**Work order:** In the entries that follow, find each line with the word "https" and copy it.

**Dataset rows describing interfaces:**

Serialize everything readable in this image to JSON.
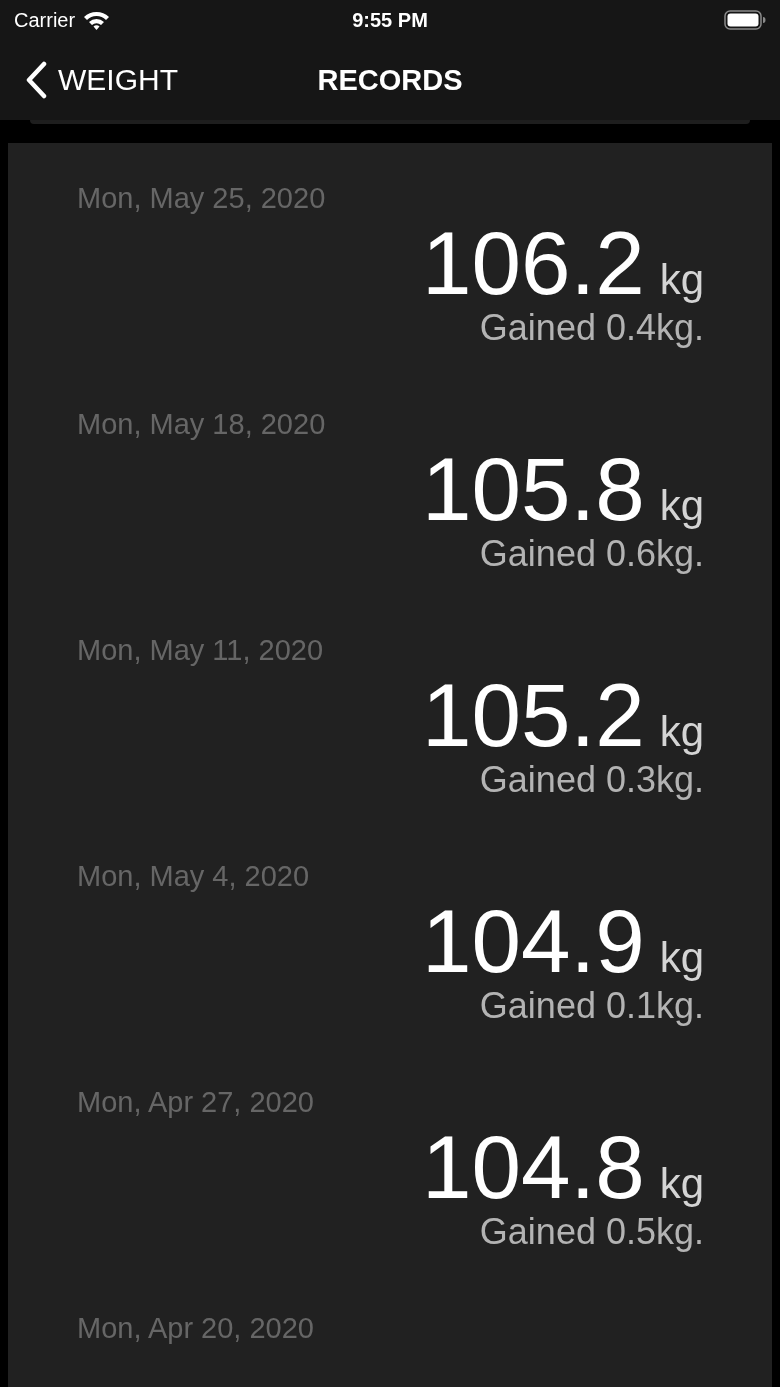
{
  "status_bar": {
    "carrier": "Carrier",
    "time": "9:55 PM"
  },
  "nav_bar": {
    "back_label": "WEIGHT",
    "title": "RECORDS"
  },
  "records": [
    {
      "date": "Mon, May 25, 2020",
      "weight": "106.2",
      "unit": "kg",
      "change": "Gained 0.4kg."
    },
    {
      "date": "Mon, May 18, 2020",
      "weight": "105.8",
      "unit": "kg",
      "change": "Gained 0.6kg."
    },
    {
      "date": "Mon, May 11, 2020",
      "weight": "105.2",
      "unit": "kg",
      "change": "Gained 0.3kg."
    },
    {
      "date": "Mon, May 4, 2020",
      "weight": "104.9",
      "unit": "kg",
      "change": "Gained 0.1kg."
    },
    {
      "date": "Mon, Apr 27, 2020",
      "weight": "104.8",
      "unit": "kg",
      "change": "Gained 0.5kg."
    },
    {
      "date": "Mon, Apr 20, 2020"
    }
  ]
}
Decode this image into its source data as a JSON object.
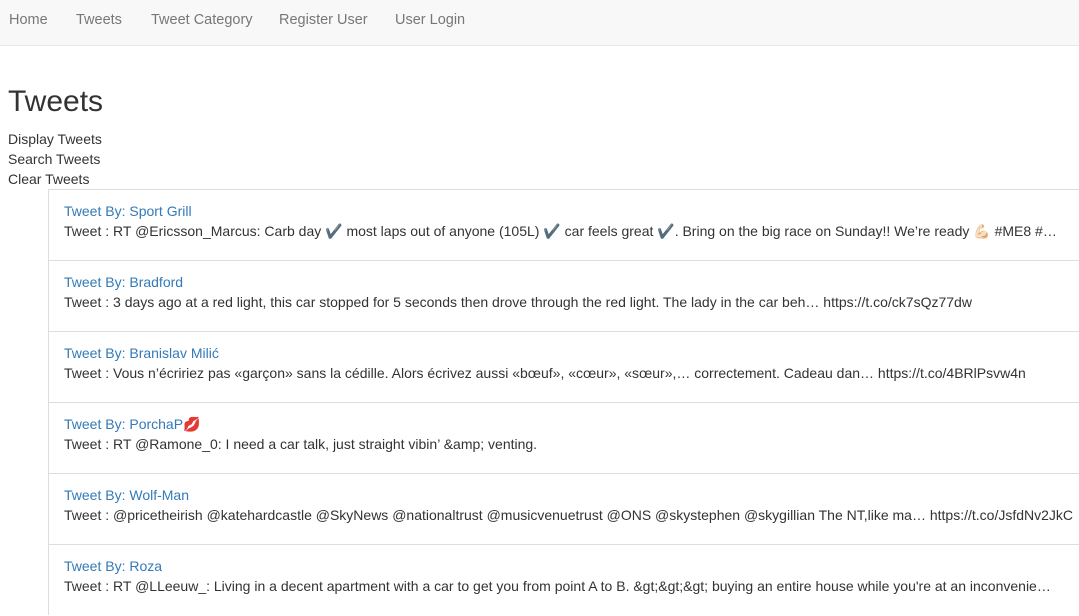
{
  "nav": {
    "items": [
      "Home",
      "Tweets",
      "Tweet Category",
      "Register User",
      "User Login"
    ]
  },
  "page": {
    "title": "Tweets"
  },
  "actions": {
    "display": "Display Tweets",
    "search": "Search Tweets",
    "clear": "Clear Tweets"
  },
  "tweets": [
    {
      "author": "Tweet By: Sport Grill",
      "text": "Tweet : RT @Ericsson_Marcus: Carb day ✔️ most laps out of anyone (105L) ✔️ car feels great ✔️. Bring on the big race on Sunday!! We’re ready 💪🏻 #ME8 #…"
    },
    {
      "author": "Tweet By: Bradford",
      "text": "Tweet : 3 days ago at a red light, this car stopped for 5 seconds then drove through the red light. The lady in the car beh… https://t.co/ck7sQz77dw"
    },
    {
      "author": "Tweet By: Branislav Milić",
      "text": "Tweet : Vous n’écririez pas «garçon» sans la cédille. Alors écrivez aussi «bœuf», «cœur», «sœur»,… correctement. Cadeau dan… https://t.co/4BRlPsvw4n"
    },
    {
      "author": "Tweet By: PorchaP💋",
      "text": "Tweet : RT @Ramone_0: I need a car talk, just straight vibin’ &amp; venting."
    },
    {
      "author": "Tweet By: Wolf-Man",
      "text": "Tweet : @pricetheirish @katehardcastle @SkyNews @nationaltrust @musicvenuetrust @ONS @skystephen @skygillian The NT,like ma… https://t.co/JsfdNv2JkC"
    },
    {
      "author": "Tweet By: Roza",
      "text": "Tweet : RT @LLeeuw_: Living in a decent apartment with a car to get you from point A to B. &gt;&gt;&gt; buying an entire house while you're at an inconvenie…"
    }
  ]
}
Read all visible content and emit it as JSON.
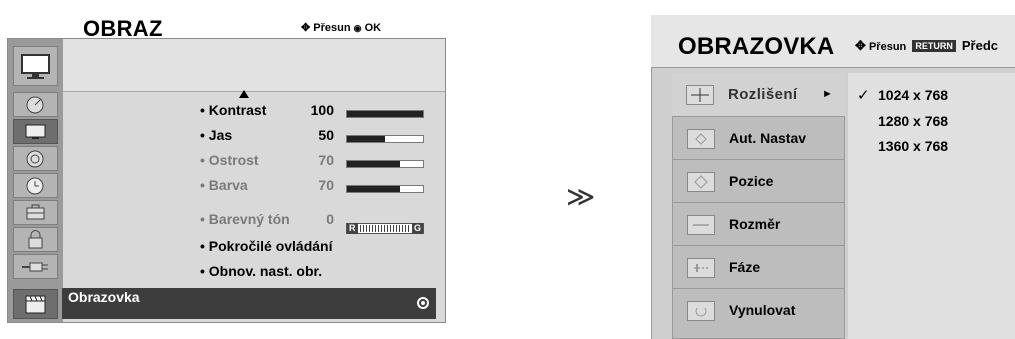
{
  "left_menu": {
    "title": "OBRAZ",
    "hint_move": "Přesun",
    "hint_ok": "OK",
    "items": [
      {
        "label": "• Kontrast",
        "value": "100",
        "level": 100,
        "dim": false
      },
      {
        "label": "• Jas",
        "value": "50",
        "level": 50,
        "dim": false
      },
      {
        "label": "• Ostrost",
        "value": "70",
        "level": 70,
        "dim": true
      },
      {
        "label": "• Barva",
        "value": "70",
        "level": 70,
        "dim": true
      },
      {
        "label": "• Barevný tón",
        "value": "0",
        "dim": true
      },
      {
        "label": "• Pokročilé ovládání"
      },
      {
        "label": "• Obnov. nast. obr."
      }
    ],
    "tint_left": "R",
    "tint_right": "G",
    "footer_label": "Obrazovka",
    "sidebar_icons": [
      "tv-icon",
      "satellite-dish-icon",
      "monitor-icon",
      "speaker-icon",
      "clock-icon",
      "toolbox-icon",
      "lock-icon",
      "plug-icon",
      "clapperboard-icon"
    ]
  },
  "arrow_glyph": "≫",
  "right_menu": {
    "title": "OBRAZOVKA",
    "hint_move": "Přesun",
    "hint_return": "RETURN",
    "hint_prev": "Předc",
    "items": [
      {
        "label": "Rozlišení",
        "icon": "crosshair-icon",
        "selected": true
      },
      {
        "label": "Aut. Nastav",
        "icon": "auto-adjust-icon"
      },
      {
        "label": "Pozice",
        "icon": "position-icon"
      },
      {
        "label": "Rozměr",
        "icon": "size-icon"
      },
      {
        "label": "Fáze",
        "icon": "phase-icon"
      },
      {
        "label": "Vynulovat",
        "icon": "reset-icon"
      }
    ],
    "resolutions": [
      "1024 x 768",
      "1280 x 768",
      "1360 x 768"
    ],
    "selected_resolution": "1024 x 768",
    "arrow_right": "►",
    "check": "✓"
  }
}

**Answer to the problem:**
      "text": "Tweet : 3 days ago at a red light, this car stopped for 5 seconds then drove through the red light. The lady in the car beh… https://t.co/ck7sQz77dw"
      "text": "Tweet : Vous n’écririez pas «garçon» sans la cédille. Alors écrivez aussi «bœuf», «cœur», «sœur»,… correctement. Cadeau dan… https://t.co/4BRlPsvw4n"
      "text": "Tweet : @pricetheirish @katehardcastle @SkyNews @nationaltrust @musicvenuetrust @ONS @skystephen @skygillian The NT,like ma… https://t.co/JsfdNv2JkC"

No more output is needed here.